Task objective:
A complete answer includes every line below with the word "subtitle".

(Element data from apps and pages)
+--
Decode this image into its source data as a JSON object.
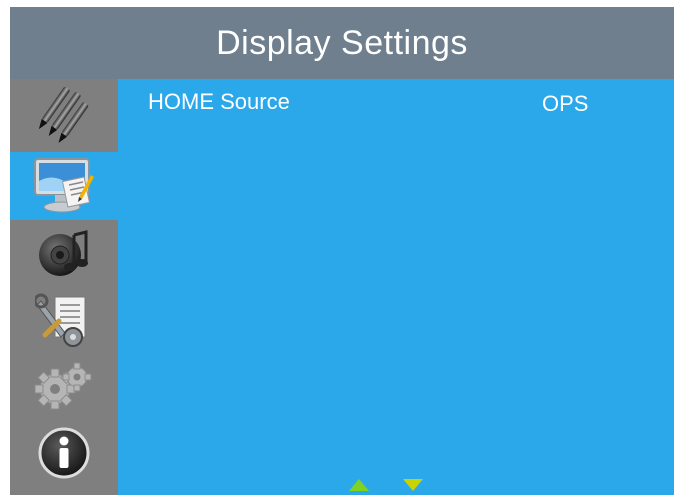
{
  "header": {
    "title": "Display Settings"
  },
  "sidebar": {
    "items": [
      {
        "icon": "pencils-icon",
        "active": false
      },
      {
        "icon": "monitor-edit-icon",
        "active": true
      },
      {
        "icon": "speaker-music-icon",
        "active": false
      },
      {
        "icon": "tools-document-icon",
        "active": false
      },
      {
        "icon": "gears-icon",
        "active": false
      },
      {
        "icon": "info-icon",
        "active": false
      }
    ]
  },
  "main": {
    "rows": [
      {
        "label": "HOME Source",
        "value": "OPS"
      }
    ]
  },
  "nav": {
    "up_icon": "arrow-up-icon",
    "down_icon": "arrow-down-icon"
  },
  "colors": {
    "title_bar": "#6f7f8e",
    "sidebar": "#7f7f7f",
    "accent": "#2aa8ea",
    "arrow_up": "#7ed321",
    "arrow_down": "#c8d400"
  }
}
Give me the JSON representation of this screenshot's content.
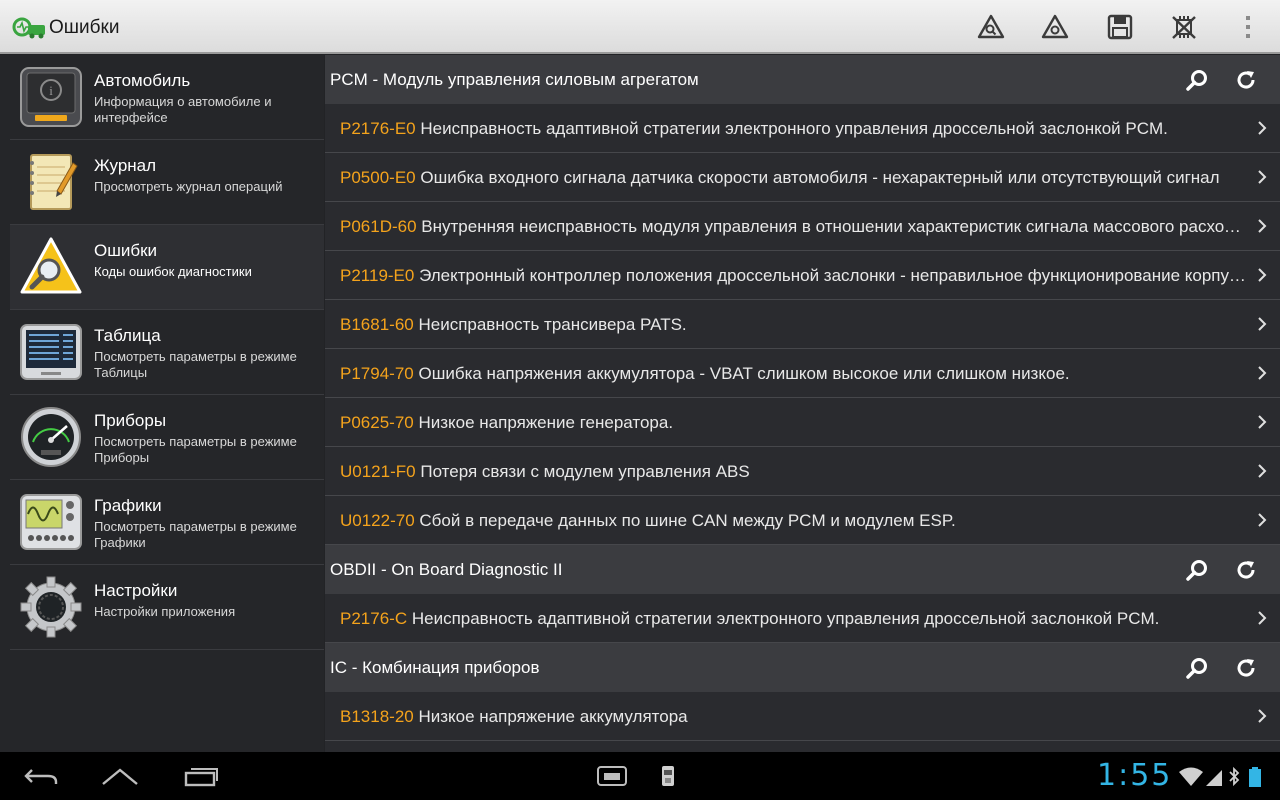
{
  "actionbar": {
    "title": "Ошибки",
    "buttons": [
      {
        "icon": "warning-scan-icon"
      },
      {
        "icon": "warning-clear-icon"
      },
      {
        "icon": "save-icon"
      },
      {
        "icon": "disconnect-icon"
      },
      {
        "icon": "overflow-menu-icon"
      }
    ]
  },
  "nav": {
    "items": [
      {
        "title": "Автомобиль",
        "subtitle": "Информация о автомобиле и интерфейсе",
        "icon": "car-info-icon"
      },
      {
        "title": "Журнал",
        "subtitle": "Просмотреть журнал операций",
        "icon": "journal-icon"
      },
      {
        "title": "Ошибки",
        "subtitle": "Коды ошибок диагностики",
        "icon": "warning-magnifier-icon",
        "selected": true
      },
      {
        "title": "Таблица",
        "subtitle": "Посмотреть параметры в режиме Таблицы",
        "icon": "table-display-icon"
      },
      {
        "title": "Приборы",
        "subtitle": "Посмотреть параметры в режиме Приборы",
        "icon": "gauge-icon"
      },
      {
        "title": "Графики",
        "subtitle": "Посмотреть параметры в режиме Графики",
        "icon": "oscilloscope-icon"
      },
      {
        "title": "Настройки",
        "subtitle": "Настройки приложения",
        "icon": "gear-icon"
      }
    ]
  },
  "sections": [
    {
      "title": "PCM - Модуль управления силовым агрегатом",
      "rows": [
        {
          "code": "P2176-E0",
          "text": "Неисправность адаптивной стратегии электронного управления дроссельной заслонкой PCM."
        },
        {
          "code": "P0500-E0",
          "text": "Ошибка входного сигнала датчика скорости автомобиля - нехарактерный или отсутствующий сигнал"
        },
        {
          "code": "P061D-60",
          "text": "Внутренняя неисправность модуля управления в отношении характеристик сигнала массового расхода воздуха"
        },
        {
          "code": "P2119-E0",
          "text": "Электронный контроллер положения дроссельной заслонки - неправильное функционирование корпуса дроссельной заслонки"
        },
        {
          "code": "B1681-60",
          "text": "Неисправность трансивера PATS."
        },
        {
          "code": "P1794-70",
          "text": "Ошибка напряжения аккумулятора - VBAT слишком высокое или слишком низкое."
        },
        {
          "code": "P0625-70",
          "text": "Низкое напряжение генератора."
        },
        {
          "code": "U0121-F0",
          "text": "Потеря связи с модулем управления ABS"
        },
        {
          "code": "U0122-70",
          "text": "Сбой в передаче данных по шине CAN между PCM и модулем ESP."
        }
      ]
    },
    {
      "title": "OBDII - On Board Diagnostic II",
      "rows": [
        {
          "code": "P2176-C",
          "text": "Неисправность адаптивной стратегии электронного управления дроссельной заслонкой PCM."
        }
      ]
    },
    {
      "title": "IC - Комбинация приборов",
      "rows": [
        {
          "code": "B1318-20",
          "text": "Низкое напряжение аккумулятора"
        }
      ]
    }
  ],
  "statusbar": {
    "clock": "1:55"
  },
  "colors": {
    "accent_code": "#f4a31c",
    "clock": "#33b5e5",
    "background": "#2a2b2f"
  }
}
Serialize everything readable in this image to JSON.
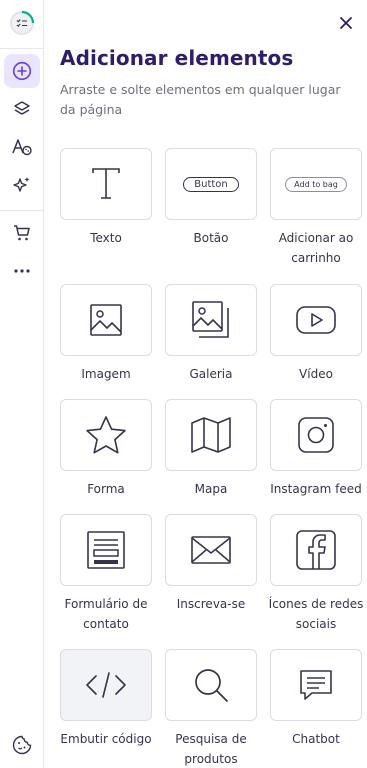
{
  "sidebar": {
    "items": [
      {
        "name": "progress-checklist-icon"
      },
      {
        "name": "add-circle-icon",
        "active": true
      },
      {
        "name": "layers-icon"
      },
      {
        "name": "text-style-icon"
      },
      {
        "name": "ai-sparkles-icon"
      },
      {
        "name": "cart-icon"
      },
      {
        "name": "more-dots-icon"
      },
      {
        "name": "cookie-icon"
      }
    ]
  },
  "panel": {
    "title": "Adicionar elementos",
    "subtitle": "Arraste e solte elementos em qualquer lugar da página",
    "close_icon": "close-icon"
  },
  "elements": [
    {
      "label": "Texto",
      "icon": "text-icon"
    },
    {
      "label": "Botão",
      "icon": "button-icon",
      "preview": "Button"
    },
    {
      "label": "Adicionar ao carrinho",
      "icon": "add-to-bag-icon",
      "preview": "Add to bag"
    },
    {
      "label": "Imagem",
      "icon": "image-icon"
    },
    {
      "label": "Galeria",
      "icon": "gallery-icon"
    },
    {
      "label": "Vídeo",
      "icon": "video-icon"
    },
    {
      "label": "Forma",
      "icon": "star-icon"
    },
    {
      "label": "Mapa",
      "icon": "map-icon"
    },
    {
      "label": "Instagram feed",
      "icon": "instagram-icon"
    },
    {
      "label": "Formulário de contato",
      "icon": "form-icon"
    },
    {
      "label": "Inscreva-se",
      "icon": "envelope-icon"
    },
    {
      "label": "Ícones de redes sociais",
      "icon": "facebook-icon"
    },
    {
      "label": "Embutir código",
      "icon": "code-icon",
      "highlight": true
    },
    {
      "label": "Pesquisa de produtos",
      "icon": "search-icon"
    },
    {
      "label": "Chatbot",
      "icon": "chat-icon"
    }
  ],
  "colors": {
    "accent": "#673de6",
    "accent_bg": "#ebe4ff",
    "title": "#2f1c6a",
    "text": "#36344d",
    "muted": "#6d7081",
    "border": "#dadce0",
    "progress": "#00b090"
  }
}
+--
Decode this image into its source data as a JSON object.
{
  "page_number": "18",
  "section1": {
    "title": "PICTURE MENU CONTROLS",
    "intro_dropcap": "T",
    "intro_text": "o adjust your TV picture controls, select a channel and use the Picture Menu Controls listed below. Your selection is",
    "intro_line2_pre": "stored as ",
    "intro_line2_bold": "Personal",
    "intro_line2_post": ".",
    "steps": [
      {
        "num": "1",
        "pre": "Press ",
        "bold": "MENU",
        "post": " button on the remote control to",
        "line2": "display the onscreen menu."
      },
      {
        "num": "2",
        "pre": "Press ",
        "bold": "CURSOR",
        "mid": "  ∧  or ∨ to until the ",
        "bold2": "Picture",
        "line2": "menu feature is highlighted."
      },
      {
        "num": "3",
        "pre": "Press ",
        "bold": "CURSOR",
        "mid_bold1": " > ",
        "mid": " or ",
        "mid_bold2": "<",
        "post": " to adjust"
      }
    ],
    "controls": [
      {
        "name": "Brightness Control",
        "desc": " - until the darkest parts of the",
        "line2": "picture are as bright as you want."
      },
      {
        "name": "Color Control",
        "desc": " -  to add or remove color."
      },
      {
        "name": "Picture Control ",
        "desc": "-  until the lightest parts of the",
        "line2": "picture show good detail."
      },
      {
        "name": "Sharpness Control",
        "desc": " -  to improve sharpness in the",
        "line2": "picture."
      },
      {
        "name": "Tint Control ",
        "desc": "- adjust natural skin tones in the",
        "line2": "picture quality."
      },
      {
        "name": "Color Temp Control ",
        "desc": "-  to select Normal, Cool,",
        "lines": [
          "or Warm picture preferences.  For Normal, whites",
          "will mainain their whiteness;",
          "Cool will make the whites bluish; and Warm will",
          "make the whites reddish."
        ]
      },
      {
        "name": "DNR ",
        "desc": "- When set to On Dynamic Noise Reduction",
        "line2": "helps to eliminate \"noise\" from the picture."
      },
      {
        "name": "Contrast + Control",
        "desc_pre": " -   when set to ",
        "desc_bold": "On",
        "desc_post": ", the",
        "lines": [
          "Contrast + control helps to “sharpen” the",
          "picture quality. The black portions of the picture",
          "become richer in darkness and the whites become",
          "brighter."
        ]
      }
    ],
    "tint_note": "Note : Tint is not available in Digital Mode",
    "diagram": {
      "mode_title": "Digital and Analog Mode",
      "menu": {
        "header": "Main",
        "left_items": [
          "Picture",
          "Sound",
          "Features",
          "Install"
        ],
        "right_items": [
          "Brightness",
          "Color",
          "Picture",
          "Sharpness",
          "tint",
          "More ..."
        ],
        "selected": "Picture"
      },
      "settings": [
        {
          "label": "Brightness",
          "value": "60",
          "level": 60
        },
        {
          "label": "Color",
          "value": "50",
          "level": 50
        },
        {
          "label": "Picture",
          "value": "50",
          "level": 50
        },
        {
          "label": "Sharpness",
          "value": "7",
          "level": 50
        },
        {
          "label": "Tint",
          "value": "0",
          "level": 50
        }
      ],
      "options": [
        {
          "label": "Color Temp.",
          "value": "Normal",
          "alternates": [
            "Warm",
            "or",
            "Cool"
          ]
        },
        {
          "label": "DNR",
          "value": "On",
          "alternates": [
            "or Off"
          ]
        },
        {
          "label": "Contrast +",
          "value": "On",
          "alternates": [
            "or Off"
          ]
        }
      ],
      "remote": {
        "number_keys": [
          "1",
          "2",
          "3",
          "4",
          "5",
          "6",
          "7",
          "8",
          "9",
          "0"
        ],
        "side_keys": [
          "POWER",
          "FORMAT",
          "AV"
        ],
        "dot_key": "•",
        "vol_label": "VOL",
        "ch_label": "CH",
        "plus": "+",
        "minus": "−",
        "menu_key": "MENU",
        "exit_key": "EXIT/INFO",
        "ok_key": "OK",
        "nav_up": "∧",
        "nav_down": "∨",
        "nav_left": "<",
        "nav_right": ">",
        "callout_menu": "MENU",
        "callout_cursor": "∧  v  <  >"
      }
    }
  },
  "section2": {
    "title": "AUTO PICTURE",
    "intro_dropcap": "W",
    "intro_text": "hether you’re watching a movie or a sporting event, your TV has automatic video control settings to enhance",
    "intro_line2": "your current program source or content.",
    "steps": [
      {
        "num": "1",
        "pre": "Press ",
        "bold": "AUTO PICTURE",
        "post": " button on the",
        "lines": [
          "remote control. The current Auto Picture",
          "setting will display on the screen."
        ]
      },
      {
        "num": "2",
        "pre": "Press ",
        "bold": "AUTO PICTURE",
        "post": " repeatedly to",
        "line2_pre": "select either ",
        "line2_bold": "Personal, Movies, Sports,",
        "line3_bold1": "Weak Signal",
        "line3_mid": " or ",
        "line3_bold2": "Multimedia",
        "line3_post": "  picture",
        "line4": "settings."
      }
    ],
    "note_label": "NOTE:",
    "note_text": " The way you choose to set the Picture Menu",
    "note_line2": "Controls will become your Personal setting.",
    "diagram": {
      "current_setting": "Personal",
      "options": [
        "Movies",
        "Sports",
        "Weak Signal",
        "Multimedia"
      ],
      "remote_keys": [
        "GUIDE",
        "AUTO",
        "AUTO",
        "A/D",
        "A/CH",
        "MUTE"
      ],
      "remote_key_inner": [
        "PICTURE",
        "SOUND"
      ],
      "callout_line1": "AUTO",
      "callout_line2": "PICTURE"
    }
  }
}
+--
Exercise response:
        "subtitle": "Информация о автомобиле и интерфейсе",
        "subtitle": "Просмотреть журнал операций",
        "subtitle": "Коды ошибок диагностики",
        "subtitle": "Посмотреть параметры в режиме Таблицы",
        "subtitle": "Посмотреть параметры в режиме Приборы",
        "subtitle": "Посмотреть параметры в режиме Графики",
        "subtitle": "Настройки приложения",
    "subtitle": "Arraste e solte elementos em qualquer lugar da página",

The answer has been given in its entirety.